### Work task
Leave the pictures out and restate every line below exactly.

### Records shown

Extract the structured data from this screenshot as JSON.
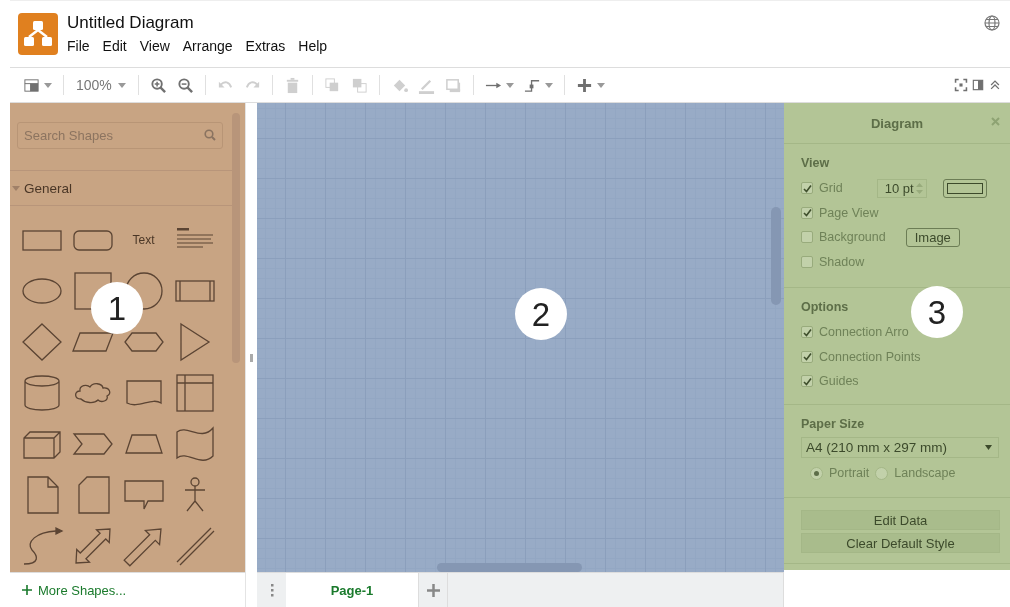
{
  "header": {
    "title": "Untitled Diagram",
    "menu": [
      {
        "label": "File"
      },
      {
        "label": "Edit"
      },
      {
        "label": "View"
      },
      {
        "label": "Arrange"
      },
      {
        "label": "Extras"
      },
      {
        "label": "Help"
      }
    ]
  },
  "toolbar": {
    "items": [
      {
        "kind": "format",
        "disabled": false
      },
      {
        "kind": "separator"
      },
      {
        "kind": "zoom",
        "label": "100%",
        "disabled": false
      },
      {
        "kind": "separator"
      },
      {
        "kind": "zoom-in",
        "disabled": false
      },
      {
        "kind": "zoom-out",
        "disabled": false
      },
      {
        "kind": "separator"
      },
      {
        "kind": "undo",
        "disabled": true
      },
      {
        "kind": "redo",
        "disabled": true
      },
      {
        "kind": "separator"
      },
      {
        "kind": "delete",
        "disabled": true
      },
      {
        "kind": "separator"
      },
      {
        "kind": "to-front",
        "disabled": true
      },
      {
        "kind": "to-back",
        "disabled": true
      },
      {
        "kind": "separator"
      },
      {
        "kind": "fill",
        "disabled": true
      },
      {
        "kind": "line",
        "disabled": true
      },
      {
        "kind": "shadow",
        "disabled": true
      },
      {
        "kind": "separator"
      },
      {
        "kind": "connection",
        "disabled": false
      },
      {
        "kind": "waypoints",
        "disabled": false
      },
      {
        "kind": "separator"
      },
      {
        "kind": "insert",
        "disabled": false
      }
    ],
    "right": [
      {
        "kind": "fullscreen"
      },
      {
        "kind": "panel"
      },
      {
        "kind": "collapse"
      }
    ]
  },
  "sidebar": {
    "search": {
      "placeholder": "Search Shapes"
    },
    "section": {
      "title": "General",
      "expanded": true
    },
    "shapes": [
      {
        "kind": "rect"
      },
      {
        "kind": "rounded"
      },
      {
        "kind": "text",
        "label": "Text"
      },
      {
        "kind": "heading"
      },
      {
        "kind": "ellipse"
      },
      {
        "kind": "square"
      },
      {
        "kind": "circle"
      },
      {
        "kind": "process"
      },
      {
        "kind": "diamond"
      },
      {
        "kind": "parallelogram"
      },
      {
        "kind": "hexagon"
      },
      {
        "kind": "triangle"
      },
      {
        "kind": "cylinder"
      },
      {
        "kind": "cloud"
      },
      {
        "kind": "document"
      },
      {
        "kind": "storage"
      },
      {
        "kind": "cube"
      },
      {
        "kind": "step"
      },
      {
        "kind": "trapezoid"
      },
      {
        "kind": "tape"
      },
      {
        "kind": "note"
      },
      {
        "kind": "card"
      },
      {
        "kind": "callout"
      },
      {
        "kind": "actor"
      },
      {
        "kind": "curve"
      },
      {
        "kind": "double-arrow"
      },
      {
        "kind": "arrow"
      },
      {
        "kind": "link"
      }
    ],
    "more": "More Shapes..."
  },
  "format_panel": {
    "title": "Diagram",
    "view": {
      "title": "View",
      "options": [
        {
          "label": "Grid",
          "checked": true,
          "kind": "grid"
        },
        {
          "label": "Page View",
          "checked": true,
          "kind": "plain"
        },
        {
          "label": "Background",
          "checked": false,
          "kind": "background"
        },
        {
          "label": "Shadow",
          "checked": false,
          "kind": "plain"
        }
      ],
      "grid_size": "10 pt",
      "image_button": "Image"
    },
    "options": {
      "title": "Options",
      "options": [
        {
          "label": "Connection Arro",
          "checked": true
        },
        {
          "label": "Connection Points",
          "checked": true
        },
        {
          "label": "Guides",
          "checked": true
        }
      ]
    },
    "paper_size": {
      "title": "Paper Size",
      "value": "A4 (210 mm x 297 mm)",
      "orientations": [
        {
          "label": "Portrait",
          "selected": true
        },
        {
          "label": "Landscape",
          "selected": false
        }
      ]
    },
    "buttons": [
      "Edit Data",
      "Clear Default Style"
    ]
  },
  "pages": [
    {
      "label": "Page-1",
      "selected": true
    }
  ],
  "callouts": [
    "1",
    "2",
    "3"
  ]
}
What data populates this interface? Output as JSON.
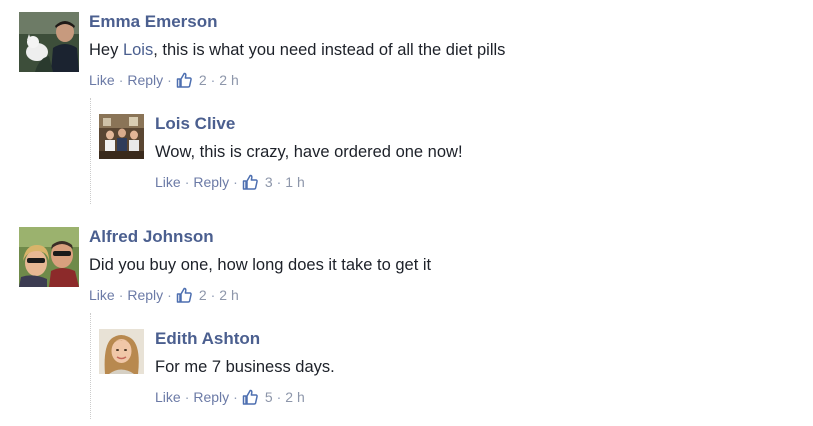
{
  "comments": [
    {
      "author": "Emma Emerson",
      "text_before": "Hey ",
      "mention": "Lois",
      "text_after": ", this is what you need instead of all the diet pills",
      "like": "Like",
      "reply": "Reply",
      "likes": "2",
      "time": "2 h",
      "reply_comment": {
        "author": "Lois Clive",
        "text": "Wow, this is crazy, have ordered one now!",
        "like": "Like",
        "reply": "Reply",
        "likes": "3",
        "time": "1 h"
      }
    },
    {
      "author": "Alfred Johnson",
      "text": "Did you buy one, how long does it take to get it",
      "like": "Like",
      "reply": "Reply",
      "likes": "2",
      "time": "2 h",
      "reply_comment": {
        "author": "Edith Ashton",
        "text": "For me 7 business days.",
        "like": "Like",
        "reply": "Reply",
        "likes": "5",
        "time": "2 h"
      }
    }
  ],
  "separator": "·",
  "icons": {
    "like": "thumbs-up-icon"
  },
  "colors": {
    "author": "#4b5f8f",
    "link": "#6b7aa6",
    "meta": "#8d96aa"
  }
}
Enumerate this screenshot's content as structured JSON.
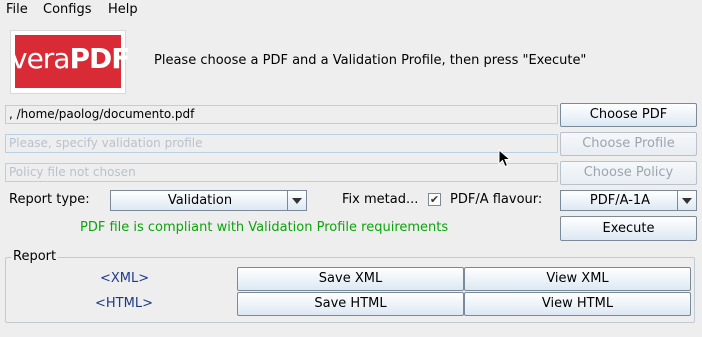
{
  "menu": {
    "items": [
      "File",
      "Configs",
      "Help"
    ]
  },
  "logo": {
    "part1": "vera",
    "part2": "PDF"
  },
  "instruction": "Please choose a PDF and a Validation Profile, then press \"Execute\"",
  "fields": {
    "pdf_path": ", /home/paolog/documento.pdf",
    "profile_placeholder": "Please, specify validation profile",
    "policy_placeholder": "Policy file not chosen"
  },
  "buttons": {
    "choose_pdf": "Choose PDF",
    "choose_profile": "Choose Profile",
    "choose_policy": "Choose Policy",
    "execute": "Execute",
    "save_xml": "Save XML",
    "view_xml": "View XML",
    "save_html": "Save HTML",
    "view_html": "View HTML"
  },
  "report_type": {
    "label": "Report type:",
    "value": "Validation"
  },
  "fix_metadata": {
    "label": "Fix metad...",
    "checked": true,
    "check_glyph": "✔"
  },
  "flavour": {
    "label": "PDF/A flavour:",
    "value": "PDF/A-1A"
  },
  "status": "PDF file is compliant with Validation Profile requirements",
  "report": {
    "legend": "Report",
    "xml_link": "<XML>",
    "html_link": "<HTML>"
  },
  "colors": {
    "accent_red": "#d92b35",
    "status_green": "#0aa60a",
    "link_blue": "#1e3a8a"
  }
}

### Result for this exercise
Extract the structured data from this screenshot as JSON.
{
  "header": {
    "title": "Untitled Diagram",
    "menu": [
      {
        "label": "File"
      },
      {
        "label": "Edit"
      },
      {
        "label": "View"
      },
      {
        "label": "Arrange"
      },
      {
        "label": "Extras"
      },
      {
        "label": "Help"
      }
    ]
  },
  "toolbar": {
    "items": [
      {
        "kind": "format",
        "disabled": false
      },
      {
        "kind": "separator"
      },
      {
        "kind": "zoom",
        "label": "100%",
        "disabled": false
      },
      {
        "kind": "separator"
      },
      {
        "kind": "zoom-in",
        "disabled": false
      },
      {
        "kind": "zoom-out",
        "disabled": false
      },
      {
        "kind": "separator"
      },
      {
        "kind": "undo",
        "disabled": true
      },
      {
        "kind": "redo",
        "disabled": true
      },
      {
        "kind": "separator"
      },
      {
        "kind": "delete",
        "disabled": true
      },
      {
        "kind": "separator"
      },
      {
        "kind": "to-front",
        "disabled": true
      },
      {
        "kind": "to-back",
        "disabled": true
      },
      {
        "kind": "separator"
      },
      {
        "kind": "fill",
        "disabled": true
      },
      {
        "kind": "line",
        "disabled": true
      },
      {
        "kind": "shadow",
        "disabled": true
      },
      {
        "kind": "separator"
      },
      {
        "kind": "connection",
        "disabled": false
      },
      {
        "kind": "waypoints",
        "disabled": false
      },
      {
        "kind": "separator"
      },
      {
        "kind": "insert",
        "disabled": false
      }
    ],
    "right": [
      {
        "kind": "fullscreen"
      },
      {
        "kind": "panel"
      },
      {
        "kind": "collapse"
      }
    ]
  },
  "sidebar": {
    "search": {
      "placeholder": "Search Shapes"
    },
    "section": {
      "title": "General",
      "expanded": true
    },
    "shapes": [
      {
        "kind": "rect"
      },
      {
        "kind": "rounded"
      },
      {
        "kind": "text",
        "label": "Text"
      },
      {
        "kind": "heading"
      },
      {
        "kind": "ellipse"
      },
      {
        "kind": "square"
      },
      {
        "kind": "circle"
      },
      {
        "kind": "process"
      },
      {
        "kind": "diamond"
      },
      {
        "kind": "parallelogram"
      },
      {
        "kind": "hexagon"
      },
      {
        "kind": "triangle"
      },
      {
        "kind": "cylinder"
      },
      {
        "kind": "cloud"
      },
      {
        "kind": "document"
      },
      {
        "kind": "storage"
      },
      {
        "kind": "cube"
      },
      {
        "kind": "step"
      },
      {
        "kind": "trapezoid"
      },
      {
        "kind": "tape"
      },
      {
        "kind": "note"
      },
      {
        "kind": "card"
      },
      {
        "kind": "callout"
      },
      {
        "kind": "actor"
      },
      {
        "kind": "curve"
      },
      {
        "kind": "double-arrow"
      },
      {
        "kind": "arrow"
      },
      {
        "kind": "link"
      }
    ],
    "more": "More Shapes..."
  },
  "format_panel": {
    "title": "Diagram",
    "view": {
      "title": "View",
      "options": [
        {
          "label": "Grid",
          "checked": true,
          "kind": "grid"
        },
        {
          "label": "Page View",
          "checked": true,
          "kind": "plain"
        },
        {
          "label": "Background",
          "checked": false,
          "kind": "background"
        },
        {
          "label": "Shadow",
          "checked": false,
          "kind": "plain"
        }
      ],
      "grid_size": "10 pt",
      "image_button": "Image"
    },
    "options": {
      "title": "Options",
      "options": [
        {
          "label": "Connection Arro",
          "checked": true
        },
        {
          "label": "Connection Points",
          "checked": true
        },
        {
          "label": "Guides",
          "checked": true
        }
      ]
    },
    "paper_size": {
      "title": "Paper Size",
      "value": "A4 (210 mm x 297 mm)",
      "orientations": [
        {
          "label": "Portrait",
          "selected": true
        },
        {
          "label": "Landscape",
          "selected": false
        }
      ]
    },
    "buttons": [
      "Edit Data",
      "Clear Default Style"
    ]
  },
  "pages": [
    {
      "label": "Page-1",
      "selected": true
    }
  ],
  "callouts": [
    "1",
    "2",
    "3"
  ]
}
What data populates this interface? Output as JSON.
{
  "comments": [
    {
      "author": "Emma Emerson",
      "text_before": "Hey ",
      "mention": "Lois",
      "text_after": ", this is what you need instead of all the diet pills",
      "like": "Like",
      "reply": "Reply",
      "likes": "2",
      "time": "2 h",
      "reply_comment": {
        "author": "Lois Clive",
        "text": "Wow, this is crazy, have ordered one now!",
        "like": "Like",
        "reply": "Reply",
        "likes": "3",
        "time": "1 h"
      }
    },
    {
      "author": "Alfred Johnson",
      "text": "Did you buy one, how long does it take to get it",
      "like": "Like",
      "reply": "Reply",
      "likes": "2",
      "time": "2 h",
      "reply_comment": {
        "author": "Edith Ashton",
        "text": "For me 7 business days.",
        "like": "Like",
        "reply": "Reply",
        "likes": "5",
        "time": "2 h"
      }
    }
  ],
  "separator": "·",
  "icons": {
    "like": "thumbs-up-icon"
  },
  "colors": {
    "author": "#4b5f8f",
    "link": "#6b7aa6",
    "meta": "#8d96aa"
  }
}
Enumerate this screenshot's content as structured JSON.
{
  "menu": {
    "items": [
      "File",
      "Configs",
      "Help"
    ]
  },
  "logo": {
    "part1": "vera",
    "part2": "PDF"
  },
  "instruction": "Please choose a PDF and a Validation Profile, then press \"Execute\"",
  "fields": {
    "pdf_path": ", /home/paolog/documento.pdf",
    "profile_placeholder": "Please, specify validation profile",
    "policy_placeholder": "Policy file not chosen"
  },
  "buttons": {
    "choose_pdf": "Choose PDF",
    "choose_profile": "Choose Profile",
    "choose_policy": "Choose Policy",
    "execute": "Execute",
    "save_xml": "Save XML",
    "view_xml": "View XML",
    "save_html": "Save HTML",
    "view_html": "View HTML"
  },
  "report_type": {
    "label": "Report type:",
    "value": "Validation"
  },
  "fix_metadata": {
    "label": "Fix metad...",
    "checked": true,
    "check_glyph": "✔"
  },
  "flavour": {
    "label": "PDF/A flavour:",
    "value": "PDF/A-1A"
  },
  "status": "PDF file is compliant with Validation Profile requirements",
  "report": {
    "legend": "Report",
    "xml_link": "<XML>",
    "html_link": "<HTML>"
  },
  "colors": {
    "accent_red": "#d92b35",
    "status_green": "#0aa60a",
    "link_blue": "#1e3a8a"
  }
}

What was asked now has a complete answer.